Iván Fernández

A two-minute video tells an inspiring story of honesty and integrity. Kenyan runner Abel Mutai was just a few feet from the finish line but became confused with the signage and stopped. He thought he’d finished the race.

A Spanish athlete, Iván Fernández, was right behind him. Realizing what was happening, he started shouting at the Kenyan for him to continue running; but Mutai didn’t understand his Spanish.

Fernandez caught up to Mutai and, instead of passing him, pushed him to victory.

A reporter asked Ivan, “Why did you do this?” Ivan replied, “My dream is that someday we can have a kind of community life where we push and help each other to win.” The reporter asked again, “But you could have won! Why did you let the Kenyan win?”

Ivan replied, “I didn’t deserve to win. I did what I had to do. He was the rightful winner. He created a gap I could not have closed. What would be the merit of this medal? What would my mother think of it?”

Truth Decay: Do You Believe Me or Your Own Eyes?

Contrast that powerful example with the lies, deceit, and conspiracy theories flooding our news channels and social media feeds. It’s tempting to believe that dishonesty has become the best policy — and political strategy.

It feels like “alternative facts” are twisting societal norms. Too often, we’re hearing about, or personally experiencing, broken promises, cheating, “shading the truth,” cutting corners, or failing to follow through. It can feel like we’re trapped in a reality warp like the scene from the Groucho Marx movie, Duck Soup; “Who you going to believe, me, or your own eyes?”

Caught in the Act: Doing versus Being an Authentic Leader

In Oscar Wilde’s “A Woman of No Importance,” Lady Hunstanton says to Mrs. Allonby, “How clever you are, my dear! You never mean a single word you say.” Some people seem to feel that leadership is about image and appearances. They try to look and act the part. They work hard at faking their sincerity. They’re about as authentic as “natural vinyl.”

But everyone’s “BS detectors” are getting ever better at spotting hypocritical leadership acting. We’re more clearly spotting the difference between leadership doing and being.

Joe Folkman’s latest book, The Trifecta of Trust: The Proven Formula for Building and Restoring Trust (click here for my review/key points), draws from Zenger Folkman’s large 360 assessment database.
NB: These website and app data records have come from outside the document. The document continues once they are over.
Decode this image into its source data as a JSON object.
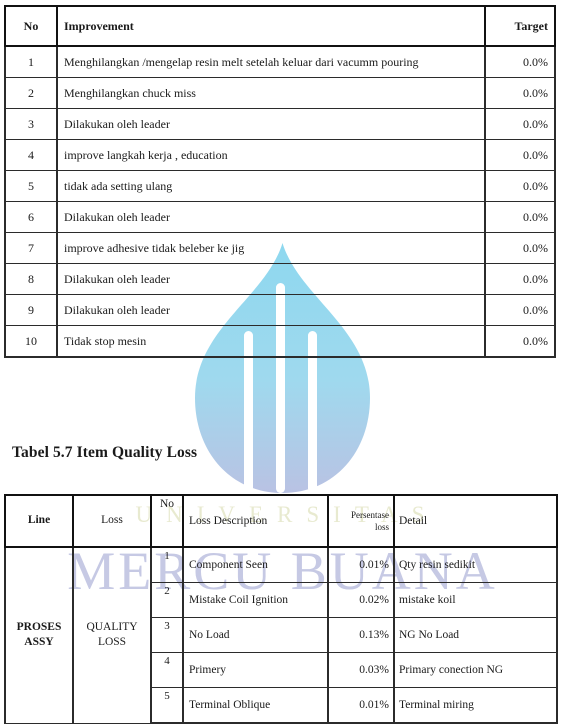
{
  "watermark": {
    "university_text": "UNIVERSITAS",
    "brand_text": "MERCU BUANA",
    "logo_name": "mercu-buana-flame-logo",
    "colors": {
      "logo_top": "#8ed8ef",
      "logo_bottom": "#b9c2e3",
      "university_text": "#e8ead0",
      "brand_text": "#c6c9e4"
    }
  },
  "table_improvement": {
    "headers": {
      "no": "No",
      "improvement": "Improvement",
      "target": "Target"
    },
    "rows": [
      {
        "no": "1",
        "improvement": "Menghilangkan /mengelap resin melt setelah keluar dari vacumm pouring",
        "target": "0.0%"
      },
      {
        "no": "2",
        "improvement": "Menghilangkan chuck miss",
        "target": "0.0%"
      },
      {
        "no": "3",
        "improvement": "Dilakukan oleh leader",
        "target": "0.0%"
      },
      {
        "no": "4",
        "improvement": "improve langkah kerja , education",
        "target": "0.0%"
      },
      {
        "no": "5",
        "improvement": "tidak ada setting ulang",
        "target": "0.0%"
      },
      {
        "no": "6",
        "improvement": "Dilakukan oleh leader",
        "target": "0.0%"
      },
      {
        "no": "7",
        "improvement": "improve adhesive tidak beleber ke jig",
        "target": "0.0%"
      },
      {
        "no": "8",
        "improvement": "Dilakukan oleh leader",
        "target": "0.0%"
      },
      {
        "no": "9",
        "improvement": "Dilakukan oleh leader",
        "target": "0.0%"
      },
      {
        "no": "10",
        "improvement": "Tidak stop mesin",
        "target": "0.0%"
      }
    ]
  },
  "caption_57": "Tabel 5.7 Item Quality Loss",
  "table_quality_loss": {
    "headers": {
      "line": "Line",
      "loss": "Loss",
      "no": "No",
      "loss_description": "Loss Description",
      "persentase_loss_line1": "Persentase",
      "persentase_loss_line2": "loss",
      "detail": "Detail"
    },
    "line_label_line1": "PROSES",
    "line_label_line2": "ASSY",
    "loss_label_line1": "QUALITY",
    "loss_label_line2": "LOSS",
    "rows": [
      {
        "no": "1",
        "description": "Component Seen",
        "percent": "0.01%",
        "detail": "Qty resin sedikit"
      },
      {
        "no": "2",
        "description": "Mistake Coil Ignition",
        "percent": "0.02%",
        "detail": "mistake koil"
      },
      {
        "no": "3",
        "description": "No Load",
        "percent": "0.13%",
        "detail": "NG No Load"
      },
      {
        "no": "4",
        "description": "Primery",
        "percent": "0.03%",
        "detail": "Primary conection NG"
      },
      {
        "no": "5",
        "description": "Terminal Oblique",
        "percent": "0.01%",
        "detail": "Terminal miring"
      }
    ]
  }
}
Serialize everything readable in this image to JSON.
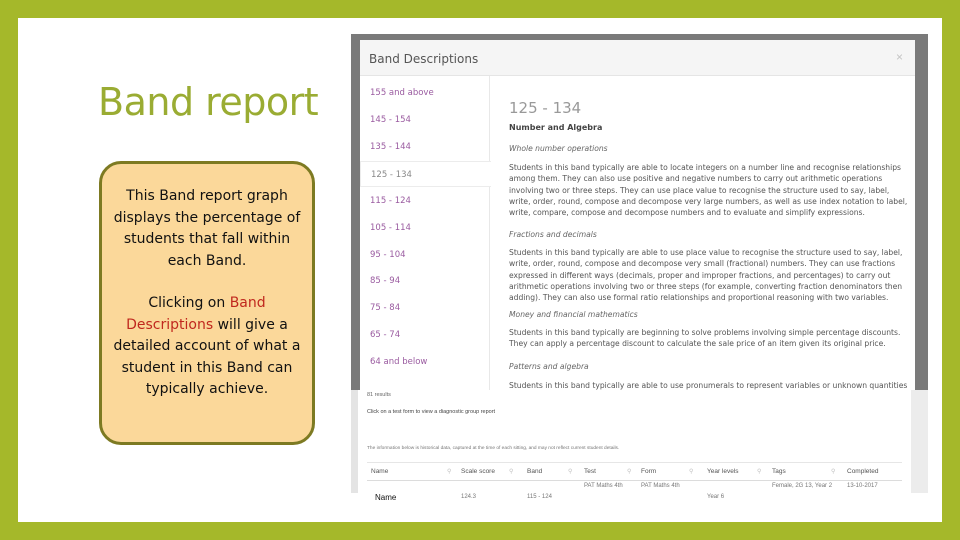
{
  "slide": {
    "title": "Band report",
    "callout": {
      "para1": "This Band report graph displays the percentage of students that fall within each Band.",
      "para2_pre": "Clicking on ",
      "para2_highlight": "Band Descriptions",
      "para2_post": " will give a detailed account of what a student in this Band can typically achieve.",
      "highlight_color": "#c0281e"
    }
  },
  "colors": {
    "frame": "#a5b82a",
    "title": "#9aac33",
    "callout_fill": "#fbd89a",
    "callout_border": "#7d7a22",
    "band_link": "#9a5ba0"
  },
  "modal": {
    "title": "Band Descriptions",
    "close_label": "×",
    "bands": [
      "155 and above",
      "145 - 154",
      "135 - 144",
      "125 - 134",
      "115 - 124",
      "105 - 114",
      "95 - 104",
      "85 - 94",
      "75 - 84",
      "65 - 74",
      "64 and below"
    ],
    "active_band": "125 - 134",
    "detail": {
      "title": "125 - 134",
      "strand": "Number and Algebra",
      "sections": [
        {
          "heading": "Whole number operations",
          "body": "Students in this band typically are able to locate integers on a number line and recognise relationships among them. They can also use positive and negative numbers to carry out arithmetic operations involving two or three steps. They can use place value to recognise the structure used to say, label, write, order, round, compose and decompose very large numbers, as well as use index notation to label, write, compare, compose and decompose numbers and to evaluate and simplify expressions."
        },
        {
          "heading": "Fractions and decimals",
          "body": "Students in this band typically are able to use place value to recognise the structure used to say, label, write, order, round, compose and decompose very small (fractional) numbers. They can use fractions expressed in different ways (decimals, proper and improper fractions, and percentages) to carry out arithmetic operations involving two or three steps (for example, converting fraction denominators then adding). They can also use formal ratio relationships and proportional reasoning with two variables."
        },
        {
          "heading": "Money and financial mathematics",
          "body": "Students in this band typically are beginning to solve problems involving simple percentage discounts. They can apply a percentage discount to calculate the sale price of an item given its original price."
        },
        {
          "heading": "Patterns and algebra",
          "body": "Students in this band typically are able to use pronumerals to represent variables or unknown quantities"
        }
      ]
    }
  },
  "report": {
    "results_count": "81 results",
    "click_hint": "Click on a test form to view a diagnostic group report",
    "info_note": "The information below is historical data, captured at the time of each sitting, and may not reflect current student details.",
    "columns": [
      "Name",
      "Scale score",
      "Band",
      "Test",
      "Form",
      "Year levels",
      "Tags",
      "Completed"
    ],
    "row": {
      "name": "Name",
      "scale_score": "124.3",
      "band": "115 - 124",
      "test": "PAT Maths 4th",
      "form": "PAT Maths 4th",
      "year_levels": "Year 6",
      "tags": "Female, 2G 13, Year 2",
      "completed": "13-10-2017"
    }
  }
}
Joe reports, “after years of analysis, I discovered that the atom of leadership is trust…leaders who are trusted have significantly higher levels of leadership effectiveness and inspire greater discretionary effort from their direct reports…teams with below-average trust, 64 percent of the team members are thinking about quitting, and only 19 percent are willing to put extra effort into their work.”

In All Honesty: Keys to Building Trust

Here are a few key points Joe Folkman’s trust research uncovered for interweaving honesty, integrity, and trust:

  • Raters are 3.2 times better at predicting a leader’s trust levels than the leader is him or herself.
  • Leaders who overrated their trust effectiveness had worse relationships, lower collaboration, and communications. They were seen as less technically skilled, poorer problem solvers, and less able to develop others.
  • Trust and a leader’s overall effectiveness sink or soar in tandem. “You can easily conclude that a leader’s overall effectiveness is driven by the extent they are trusted.”
  • By working on increasing their leadership effectiveness, less trusted leaders were able to make dramatic improvements in trust levels when rated again in 18 to 24 months.
  • The main factors leading to loss of trust are damaged relationships, saying one thing and doing another, claiming expertise without the knowledge, the one-person show, resisting and rejecting feedback, and the pushy driver for results.
  • Joe’s research shows strong evidence for leaders being able to rebuild trust. Among the twelve actions for rebuilding trust: being a role model, encouraging cooperation, resolving conflicts, strengthening communications, giving honest feedback, coaching and mentoring, being open to new ideas, and staying focused on the big picture.

Highly Effective Leaders Are the Real Deal

The leaders most of us admire — and follow — embody the leadership clichés like “walk the talk” or “lead by example.” Strong leaders maintain a close connection between what they say and what they do. Their video is synchronized with their audio.

In The Book of Virtues, former Secretary of Education, William Bennett writes, “to be honest is to be real, genuine, authentic, and bona fide. To be dishonest is to be partly feigned, forged, fake, or fictitious. Honesty expresses both self-respect and respect for others. Dishonesty fully respects neither oneself nor others. Honesty imbues lives with openness, reliability, and candor; it expresses a disposition to live in the light. Dishonesty seeks shade, cover, or concealment. It is a disposition to live partly in the dark.”

When an inauthentic leader is exposed, it darkens our view of all leaders — hypocritical and authentic. This is a persistent challenge for all who aspire to strengthen their leadership. As the proverb advises, we can curse the darkness or light a candle.

Photo used with permission of Iván Fernández Anaya